Potential applications go on and on…

For recreation, ebikes are already priced similarly enough to non-motorized bikes. Components and weight don’t matter as much when you’ve got a motor, after all.

For practical applications, the ebike prices are low enough that ditching a car and replacing it with an ebike is a smart investment for many families. A UPS driver told me that he was delivering 8 per day (!) to a nearby hilly neighborhood. That’s momentum.

A Few Caveats

Positivity aside, I don’t support free reign for ebikes. While I’m for electric vehicles in general (motorcycles, cars, trucks, whatever), seeing speeding ebikes or emotorcycles on bike paths or trails isn’t ideal.

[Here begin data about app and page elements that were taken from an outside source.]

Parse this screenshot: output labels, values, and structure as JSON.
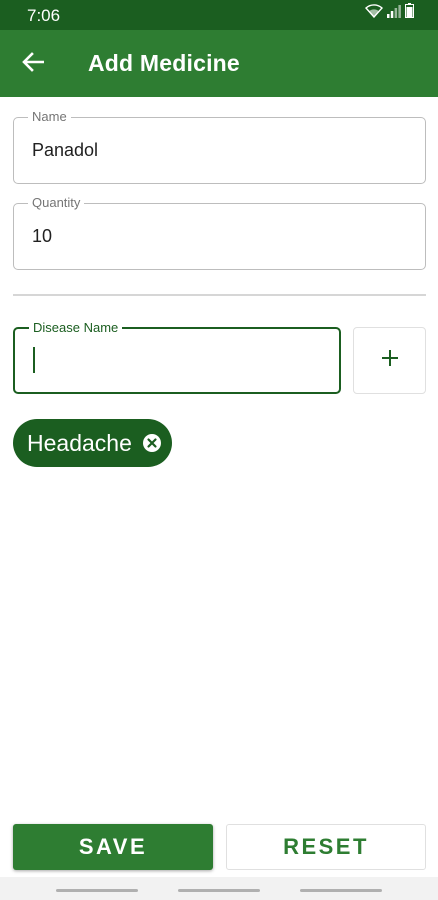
{
  "status_bar": {
    "time": "7:06",
    "icons": [
      "wifi-icon",
      "signal-icon",
      "battery-icon"
    ]
  },
  "app_bar": {
    "title": "Add Medicine",
    "back_icon": "arrow-back-icon"
  },
  "form": {
    "name_field": {
      "label": "Name",
      "value": "Panadol"
    },
    "quantity_field": {
      "label": "Quantity",
      "value": "10"
    },
    "disease_field": {
      "label": "Disease Name",
      "value": ""
    },
    "add_button_icon": "plus-icon"
  },
  "chips": [
    {
      "label": "Headache",
      "delete_icon": "close-circle-icon"
    }
  ],
  "actions": {
    "save_label": "SAVE",
    "reset_label": "RESET"
  },
  "colors": {
    "status_bar": "#1b5e20",
    "app_bar": "#2e7d32",
    "accent": "#1b5e20",
    "chip": "#1b5e20",
    "save_button": "#2e7d32"
  }
}
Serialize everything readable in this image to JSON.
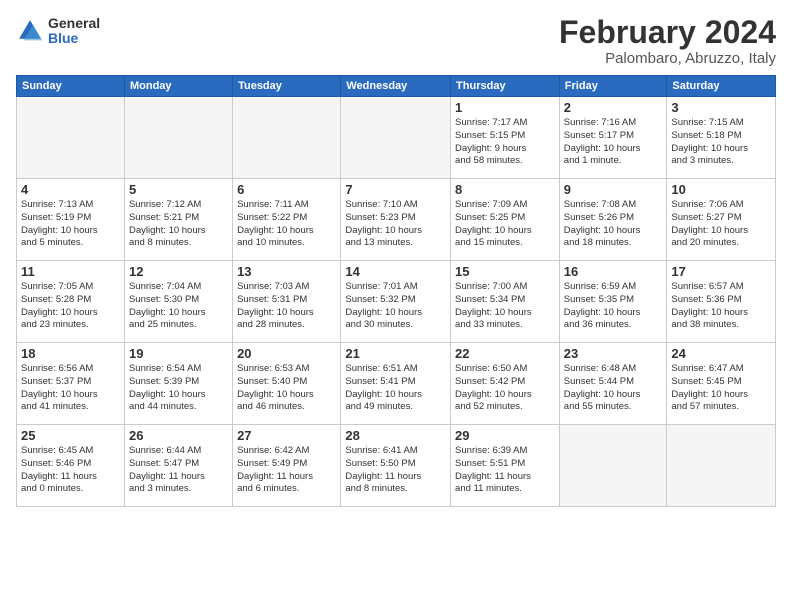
{
  "logo": {
    "general": "General",
    "blue": "Blue"
  },
  "title": "February 2024",
  "subtitle": "Palombaro, Abruzzo, Italy",
  "headers": [
    "Sunday",
    "Monday",
    "Tuesday",
    "Wednesday",
    "Thursday",
    "Friday",
    "Saturday"
  ],
  "weeks": [
    [
      {
        "day": "",
        "info": ""
      },
      {
        "day": "",
        "info": ""
      },
      {
        "day": "",
        "info": ""
      },
      {
        "day": "",
        "info": ""
      },
      {
        "day": "1",
        "info": "Sunrise: 7:17 AM\nSunset: 5:15 PM\nDaylight: 9 hours\nand 58 minutes."
      },
      {
        "day": "2",
        "info": "Sunrise: 7:16 AM\nSunset: 5:17 PM\nDaylight: 10 hours\nand 1 minute."
      },
      {
        "day": "3",
        "info": "Sunrise: 7:15 AM\nSunset: 5:18 PM\nDaylight: 10 hours\nand 3 minutes."
      }
    ],
    [
      {
        "day": "4",
        "info": "Sunrise: 7:13 AM\nSunset: 5:19 PM\nDaylight: 10 hours\nand 5 minutes."
      },
      {
        "day": "5",
        "info": "Sunrise: 7:12 AM\nSunset: 5:21 PM\nDaylight: 10 hours\nand 8 minutes."
      },
      {
        "day": "6",
        "info": "Sunrise: 7:11 AM\nSunset: 5:22 PM\nDaylight: 10 hours\nand 10 minutes."
      },
      {
        "day": "7",
        "info": "Sunrise: 7:10 AM\nSunset: 5:23 PM\nDaylight: 10 hours\nand 13 minutes."
      },
      {
        "day": "8",
        "info": "Sunrise: 7:09 AM\nSunset: 5:25 PM\nDaylight: 10 hours\nand 15 minutes."
      },
      {
        "day": "9",
        "info": "Sunrise: 7:08 AM\nSunset: 5:26 PM\nDaylight: 10 hours\nand 18 minutes."
      },
      {
        "day": "10",
        "info": "Sunrise: 7:06 AM\nSunset: 5:27 PM\nDaylight: 10 hours\nand 20 minutes."
      }
    ],
    [
      {
        "day": "11",
        "info": "Sunrise: 7:05 AM\nSunset: 5:28 PM\nDaylight: 10 hours\nand 23 minutes."
      },
      {
        "day": "12",
        "info": "Sunrise: 7:04 AM\nSunset: 5:30 PM\nDaylight: 10 hours\nand 25 minutes."
      },
      {
        "day": "13",
        "info": "Sunrise: 7:03 AM\nSunset: 5:31 PM\nDaylight: 10 hours\nand 28 minutes."
      },
      {
        "day": "14",
        "info": "Sunrise: 7:01 AM\nSunset: 5:32 PM\nDaylight: 10 hours\nand 30 minutes."
      },
      {
        "day": "15",
        "info": "Sunrise: 7:00 AM\nSunset: 5:34 PM\nDaylight: 10 hours\nand 33 minutes."
      },
      {
        "day": "16",
        "info": "Sunrise: 6:59 AM\nSunset: 5:35 PM\nDaylight: 10 hours\nand 36 minutes."
      },
      {
        "day": "17",
        "info": "Sunrise: 6:57 AM\nSunset: 5:36 PM\nDaylight: 10 hours\nand 38 minutes."
      }
    ],
    [
      {
        "day": "18",
        "info": "Sunrise: 6:56 AM\nSunset: 5:37 PM\nDaylight: 10 hours\nand 41 minutes."
      },
      {
        "day": "19",
        "info": "Sunrise: 6:54 AM\nSunset: 5:39 PM\nDaylight: 10 hours\nand 44 minutes."
      },
      {
        "day": "20",
        "info": "Sunrise: 6:53 AM\nSunset: 5:40 PM\nDaylight: 10 hours\nand 46 minutes."
      },
      {
        "day": "21",
        "info": "Sunrise: 6:51 AM\nSunset: 5:41 PM\nDaylight: 10 hours\nand 49 minutes."
      },
      {
        "day": "22",
        "info": "Sunrise: 6:50 AM\nSunset: 5:42 PM\nDaylight: 10 hours\nand 52 minutes."
      },
      {
        "day": "23",
        "info": "Sunrise: 6:48 AM\nSunset: 5:44 PM\nDaylight: 10 hours\nand 55 minutes."
      },
      {
        "day": "24",
        "info": "Sunrise: 6:47 AM\nSunset: 5:45 PM\nDaylight: 10 hours\nand 57 minutes."
      }
    ],
    [
      {
        "day": "25",
        "info": "Sunrise: 6:45 AM\nSunset: 5:46 PM\nDaylight: 11 hours\nand 0 minutes."
      },
      {
        "day": "26",
        "info": "Sunrise: 6:44 AM\nSunset: 5:47 PM\nDaylight: 11 hours\nand 3 minutes."
      },
      {
        "day": "27",
        "info": "Sunrise: 6:42 AM\nSunset: 5:49 PM\nDaylight: 11 hours\nand 6 minutes."
      },
      {
        "day": "28",
        "info": "Sunrise: 6:41 AM\nSunset: 5:50 PM\nDaylight: 11 hours\nand 8 minutes."
      },
      {
        "day": "29",
        "info": "Sunrise: 6:39 AM\nSunset: 5:51 PM\nDaylight: 11 hours\nand 11 minutes."
      },
      {
        "day": "",
        "info": ""
      },
      {
        "day": "",
        "info": ""
      }
    ]
  ]
}
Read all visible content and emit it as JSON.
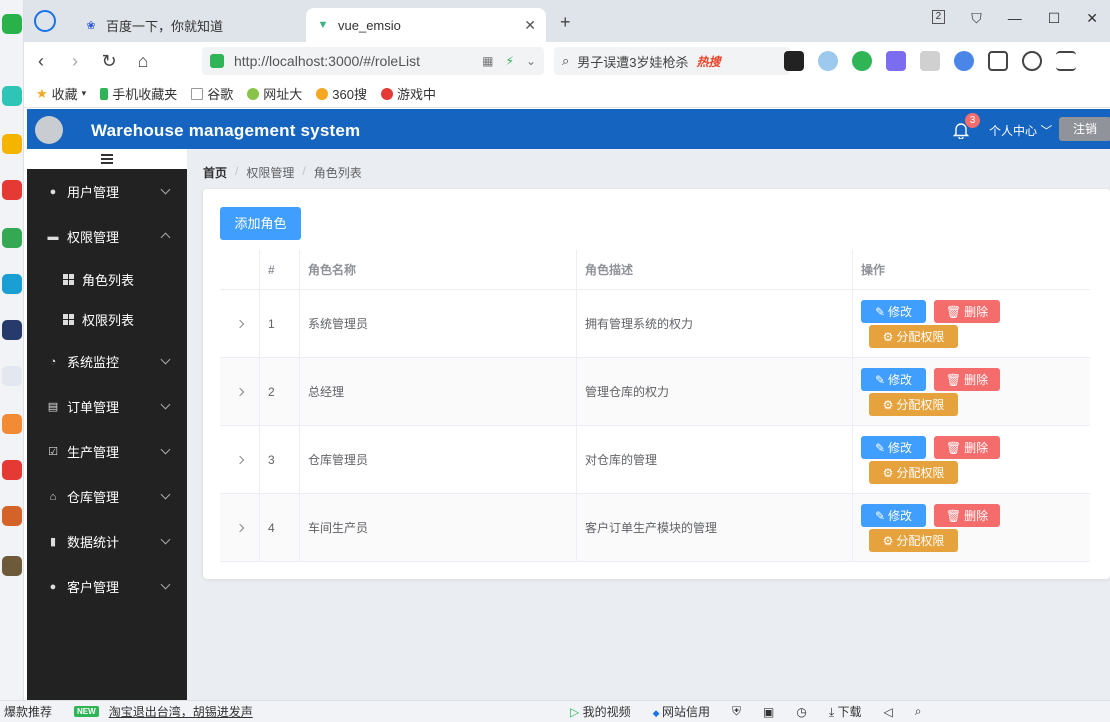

Some ebikes are essentially small dirt bikes masquerading as pedal-assist ebikes, which makes for a) dangerous encounters on mountain bike trails and b) potentially shredded trails. Pedal-assist bikes with no throttle, plus speed caps (like Class 1 and Class 3 ebikes) and enforceable penalties are one way to go. Expect to see tons of contentious discussion in the coming years.

Railroad trestle crossing on the Trail of the Couer d’Alene.

There must be a way to make it work! I’m a fan of getting more people off their asses and enjoying the outdoors, motorized assist or not. Yep, even if it means more crowded spaces.

A few checks in the cons column doesn’t dissuade me from thinking ebikes are positive overall. I also understand why people fear opening legislation – suddenly seeing beautiful natural spaces overrun with dirtbikes is not my idea of success in this arena!

Regardless, ebikes are here to stay. Growth is incredible right now (almost 100% in spring 2020) and the bikes keep getting sleeker and lighter with more range. To handle that, we need productive, nuanced discussion, not pitched battles of NO EBIKES vs EBIKES EVERYWHERE.

To all you ebike owners, a simple ask: if you see me sweating up a climb, don’t blow by and smash my ego. Slow down to a conversational pace and say hi to the Bike Luddite.

Then pedal away with a breeze in your hair and a smile on your face while I contemplate why I don’t own an ebike.

Carrying my bike uphill in Graegle, CA. A good potential day for an ebike…